If you’ve ever wondered about the 21st-century relevance of our national motto—Out of Many, One—wonder no more. This fascinating collection of 50 essays, one per state, each penned by a different writer, is a tour de force of letters and lore, affirming both the rugged individuality and the common threads that personify the American Experience. Each narrative opens with a mini-almanac of state facts; the compendium is enhanced with appendices of relevant tables and a signature of photos, the latter provided by the individual authors.
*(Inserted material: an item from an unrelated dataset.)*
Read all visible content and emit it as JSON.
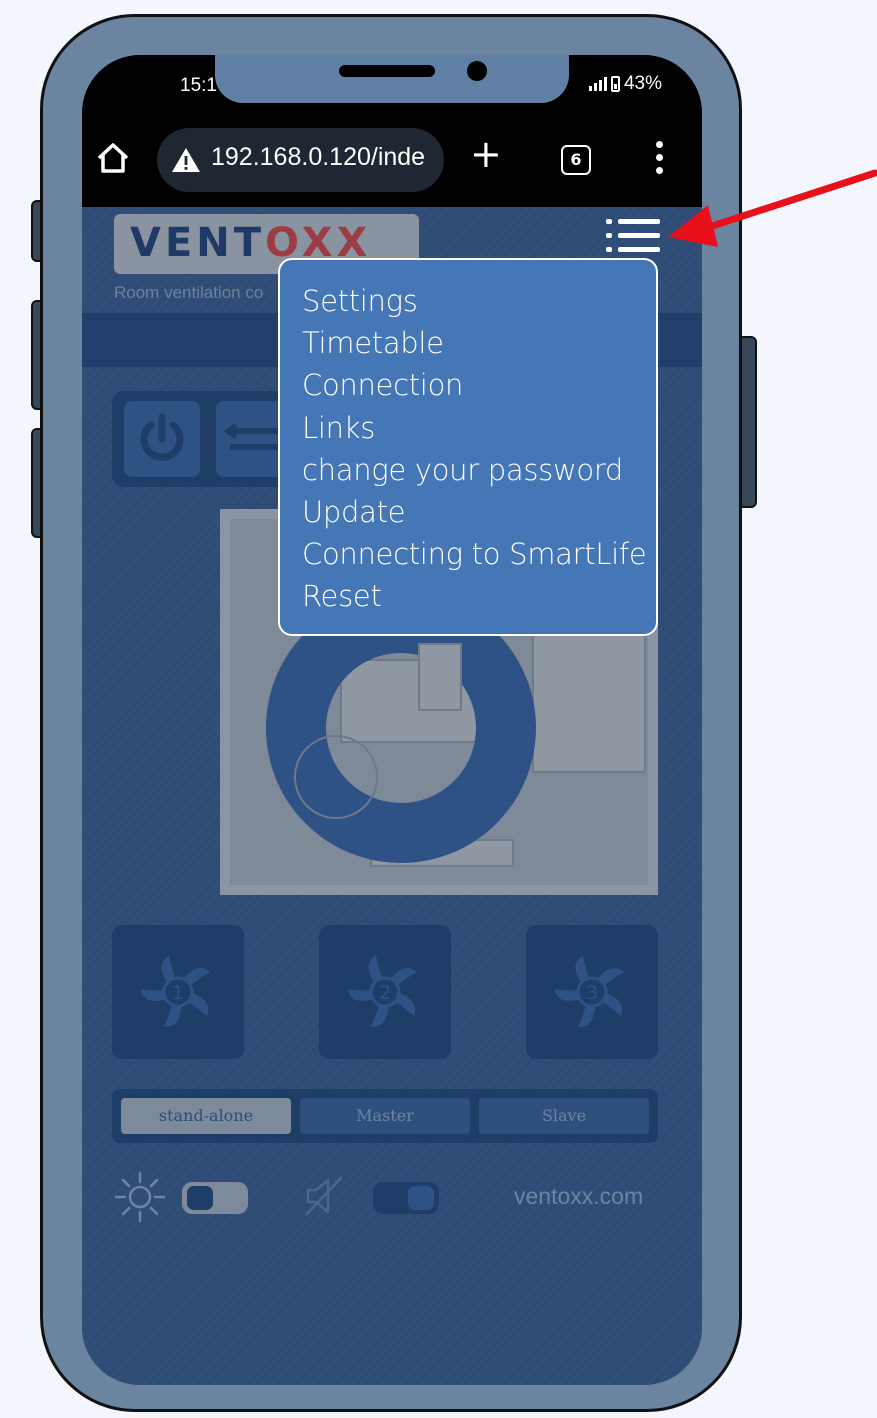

The essays are eclectic in content and style. The iconic Merritt Parkway surfaces as central metaphor in the mini-memoir penned by Connecticut native son, Rick Moody. John Hodgman’s riff on the uniqueness of Massachusetts is delivered with the dry wit of the observational humorist. Jonathan Franzen attempts a tongue-in-cheek interview with New York State. Daphne Beal waxes nostalgic about the life “ballast” cemented by her Wisconsin childhood. Joe Sacco (Oregon) and Alison Bechdel (Vermont) employ the comic strip to tell their stories. Some entries are love songs to “the old home state,” others chronicle the immigrant experience, still others recall a temporary, but memorable sojourn to the state in question.
Despite the diversity of subject matter and tone, there are certain recurring threads. The decimation and continued isolation of the native peoples; the emergence (or exacerbation) of intrastate political and geographical polarities; concern for the environment: these oft-repeating themes demonstrate that, regardless of our individual experiences, we do—on occasion—think as one.
State by State is the kind of book you can swallow in a gulp, or savor state by state as the mood moves you. It would make a great book club read; if your group is feeling particularly ambitious, pair it up with Travels with Charley, Steinbeck’s 1962 classic.
Sherrill B. (Columbia City, In.)
state by state
what I liked about the book was each author knew about the state he or she was talking about. It was very informative and at the same time reminded me of an illustrated version of John Steinbeck's travels with Charlie and a book by Charles Kuralt about different regions but neither author was from the states about which they talked. I really liked the cartoons of Oregon and Vermont.The photos, in the book also. When friends and I have talked recently about a state I get my book State by State and we read about it. Also I have promised several people they can borrow my book when I am finished and read it. they are very interested in that. I highly recommend this book.
Maria P. (Washington, DC)
So many unique voices make for a fascinating view of these United States of America. And the beautiful descriptions of the land and the people inhabiting the towns and byways lend souls to these states. The sorrow that we may not be caring for the land is very evident in some of the essays, that we might need to tread a little lighter, that the stories of the past might be seen in the present and that the present is a gift and that this book is indeed a gift to us.
Eileen F. (Ephrata, WA)
State by State
State by State, a book with an essay for each state, is a literary work first, and secondly a historical work. Fifty eclectic writers have presented their assigned states with different focuses, i.e. personal, historical, comical, complimentary, and insulting.
If you enjoy the travel writings of Jack Kerouac, John Steinbeck, or Bill Bryson, this is your book. If you enjoy periodicals, such as The New Yorker or the Oxford American, this is your book.
It is a book to place next to your chair, so you can read a chapter every so often. I plan to re-read my copy in that fashion.